(b Bratislava, 16 Oct 1981). Slovak composer, saxophonist, and improviser. Studied composition at the University of Performing arts in Bratislava (VŠMU) (with Jevgenij Iršai and Vladimír Godár) and at the Academy of Performing Arts in Prague (with Michal Rataj), as well as musicology at the Comenius University in Bratislava.

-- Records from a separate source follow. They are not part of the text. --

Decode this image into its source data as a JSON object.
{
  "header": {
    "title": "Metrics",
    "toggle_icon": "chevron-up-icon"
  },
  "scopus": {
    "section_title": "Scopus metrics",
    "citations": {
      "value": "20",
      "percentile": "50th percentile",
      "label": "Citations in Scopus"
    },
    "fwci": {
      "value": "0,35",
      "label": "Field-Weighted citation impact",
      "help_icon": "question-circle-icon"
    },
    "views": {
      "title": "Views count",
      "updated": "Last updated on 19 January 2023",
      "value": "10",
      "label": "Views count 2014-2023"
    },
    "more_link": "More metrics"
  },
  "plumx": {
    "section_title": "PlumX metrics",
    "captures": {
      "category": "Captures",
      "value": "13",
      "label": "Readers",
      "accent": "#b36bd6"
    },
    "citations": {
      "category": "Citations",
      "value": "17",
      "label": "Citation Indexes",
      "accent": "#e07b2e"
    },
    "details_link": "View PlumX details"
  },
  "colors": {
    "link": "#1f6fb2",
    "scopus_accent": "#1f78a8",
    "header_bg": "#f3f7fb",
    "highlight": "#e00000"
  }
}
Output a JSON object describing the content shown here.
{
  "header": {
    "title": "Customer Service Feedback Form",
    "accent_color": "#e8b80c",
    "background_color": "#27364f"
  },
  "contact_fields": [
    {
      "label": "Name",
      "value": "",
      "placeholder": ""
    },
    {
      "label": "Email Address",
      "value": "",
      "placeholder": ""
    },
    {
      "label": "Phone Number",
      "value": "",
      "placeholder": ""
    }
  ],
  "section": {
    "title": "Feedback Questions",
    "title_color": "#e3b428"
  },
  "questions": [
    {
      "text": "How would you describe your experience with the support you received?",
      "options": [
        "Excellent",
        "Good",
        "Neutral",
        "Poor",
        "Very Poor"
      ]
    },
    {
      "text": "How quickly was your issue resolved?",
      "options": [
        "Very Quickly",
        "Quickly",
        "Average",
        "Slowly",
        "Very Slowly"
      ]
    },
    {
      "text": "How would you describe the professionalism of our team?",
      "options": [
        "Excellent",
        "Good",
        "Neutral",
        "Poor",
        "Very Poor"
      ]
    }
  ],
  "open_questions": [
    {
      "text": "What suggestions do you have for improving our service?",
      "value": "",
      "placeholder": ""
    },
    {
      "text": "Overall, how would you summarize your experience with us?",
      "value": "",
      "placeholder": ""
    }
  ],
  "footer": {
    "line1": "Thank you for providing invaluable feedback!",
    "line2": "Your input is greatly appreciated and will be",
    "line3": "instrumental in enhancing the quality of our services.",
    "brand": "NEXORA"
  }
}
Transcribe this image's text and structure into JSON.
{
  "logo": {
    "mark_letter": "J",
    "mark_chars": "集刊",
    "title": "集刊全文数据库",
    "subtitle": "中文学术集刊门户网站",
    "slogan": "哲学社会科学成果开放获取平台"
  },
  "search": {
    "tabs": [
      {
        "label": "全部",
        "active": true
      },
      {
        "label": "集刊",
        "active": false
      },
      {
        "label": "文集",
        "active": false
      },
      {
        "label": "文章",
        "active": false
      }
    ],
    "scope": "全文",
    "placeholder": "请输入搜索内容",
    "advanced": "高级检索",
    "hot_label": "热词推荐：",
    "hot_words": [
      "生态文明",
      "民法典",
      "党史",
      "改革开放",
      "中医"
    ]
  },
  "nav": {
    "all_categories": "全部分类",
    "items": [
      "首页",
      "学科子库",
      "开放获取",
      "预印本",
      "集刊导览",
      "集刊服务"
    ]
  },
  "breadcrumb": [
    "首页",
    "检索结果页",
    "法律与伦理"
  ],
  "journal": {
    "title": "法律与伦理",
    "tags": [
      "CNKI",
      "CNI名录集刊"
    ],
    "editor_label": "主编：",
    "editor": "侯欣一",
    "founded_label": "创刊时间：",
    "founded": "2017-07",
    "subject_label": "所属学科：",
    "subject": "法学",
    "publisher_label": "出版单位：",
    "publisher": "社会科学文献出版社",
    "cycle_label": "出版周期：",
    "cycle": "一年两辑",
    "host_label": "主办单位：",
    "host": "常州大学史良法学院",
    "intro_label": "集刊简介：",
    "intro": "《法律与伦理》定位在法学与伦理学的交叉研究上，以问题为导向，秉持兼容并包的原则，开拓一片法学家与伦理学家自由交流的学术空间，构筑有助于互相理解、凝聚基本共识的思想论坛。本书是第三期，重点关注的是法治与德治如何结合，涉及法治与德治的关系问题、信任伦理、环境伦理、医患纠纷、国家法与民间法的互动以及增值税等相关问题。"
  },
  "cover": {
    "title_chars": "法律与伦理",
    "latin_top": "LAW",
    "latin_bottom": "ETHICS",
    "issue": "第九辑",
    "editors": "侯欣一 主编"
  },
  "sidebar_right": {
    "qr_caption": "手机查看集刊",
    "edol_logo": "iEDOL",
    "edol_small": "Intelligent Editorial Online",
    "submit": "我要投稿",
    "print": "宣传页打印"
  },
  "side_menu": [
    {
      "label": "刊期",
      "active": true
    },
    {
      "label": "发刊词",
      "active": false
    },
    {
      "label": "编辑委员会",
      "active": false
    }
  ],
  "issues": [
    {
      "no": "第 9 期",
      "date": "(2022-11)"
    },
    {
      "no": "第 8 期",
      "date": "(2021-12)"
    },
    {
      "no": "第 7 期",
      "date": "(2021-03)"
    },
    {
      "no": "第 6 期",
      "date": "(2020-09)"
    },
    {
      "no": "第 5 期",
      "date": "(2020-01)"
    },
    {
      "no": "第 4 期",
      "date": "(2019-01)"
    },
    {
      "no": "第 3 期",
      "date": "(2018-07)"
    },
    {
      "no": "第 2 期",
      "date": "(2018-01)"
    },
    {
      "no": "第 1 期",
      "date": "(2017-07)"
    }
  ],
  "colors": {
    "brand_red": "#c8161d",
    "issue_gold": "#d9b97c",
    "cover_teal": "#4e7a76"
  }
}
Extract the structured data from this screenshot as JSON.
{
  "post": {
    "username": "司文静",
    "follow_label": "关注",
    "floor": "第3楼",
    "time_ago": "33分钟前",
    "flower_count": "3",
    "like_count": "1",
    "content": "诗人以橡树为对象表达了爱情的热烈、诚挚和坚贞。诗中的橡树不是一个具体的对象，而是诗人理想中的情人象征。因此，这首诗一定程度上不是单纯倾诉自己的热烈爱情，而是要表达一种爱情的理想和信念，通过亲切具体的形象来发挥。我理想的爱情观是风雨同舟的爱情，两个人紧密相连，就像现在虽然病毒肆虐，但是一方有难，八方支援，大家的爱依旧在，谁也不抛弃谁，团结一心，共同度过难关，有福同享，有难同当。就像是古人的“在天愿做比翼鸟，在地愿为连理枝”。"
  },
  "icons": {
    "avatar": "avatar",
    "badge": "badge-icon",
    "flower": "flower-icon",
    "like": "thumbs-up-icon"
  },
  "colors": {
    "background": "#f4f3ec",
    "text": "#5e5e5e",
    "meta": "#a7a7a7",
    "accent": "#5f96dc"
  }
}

He is unusual in the Czecho-Slovak context for the breadth of his musical and cultural interests – eclecticism and a Schnittkean polystylism are the only unifying elements of his work, perhaps together with relentless demands on the listener’s emotions (in one direction or another). His earlier works betray the influence of Schnittke in their rapid changes and distressed emotiveness interspersed with moments of (ironic?) grandeur, while at other times, his use of explosive improvisation and a range of stylistic contexts brings John Zorn to mind.

He has a close relationship with theatre, both in his operas and video-operas – often made in collaboration with the actor, director, and librettist Marek Kundlák – and in his instrumental music, which doesn’t shy away from theatricality and make-believe. He often treats musics as cultural phenomena, mindful of their history and current position, unafraid to appropriate and explore what he calls the emptied-out or sketched-out worlds that remain in music after the 20th century....


Callum Ross


Member of Lloyd Webber family

(b London, March 11, 1914; d London, Oct 29, 1982). Composer and organist. By the age of 14 he was well known as an organ recitalist. He won an organ scholarship to Mercer’s School and subsequently to the RCM (FRCO 1933), where his teachers included Vaughan Williams, among others. Although World War II interrupted his compositional development, the conclusion of the war marked the beginning of his most prolific years. His works from 1945 to the mid-1950s include the oratorio St Francis of Assisi (1948), the orchestral tone poem Aurora (1951) and the Sonatina for viola and piano (1951). Writing in a style firmly embedded in the Romanticism of such composers as Rachmaninoff, Sibelius and Franck, he became increasingly convinced that his music was ‘out of step’ with the prevailing climate of the time. Rather than compromise his approach, he virtually stopped composing, turning instead to academic music. He taught at the RCM and in ...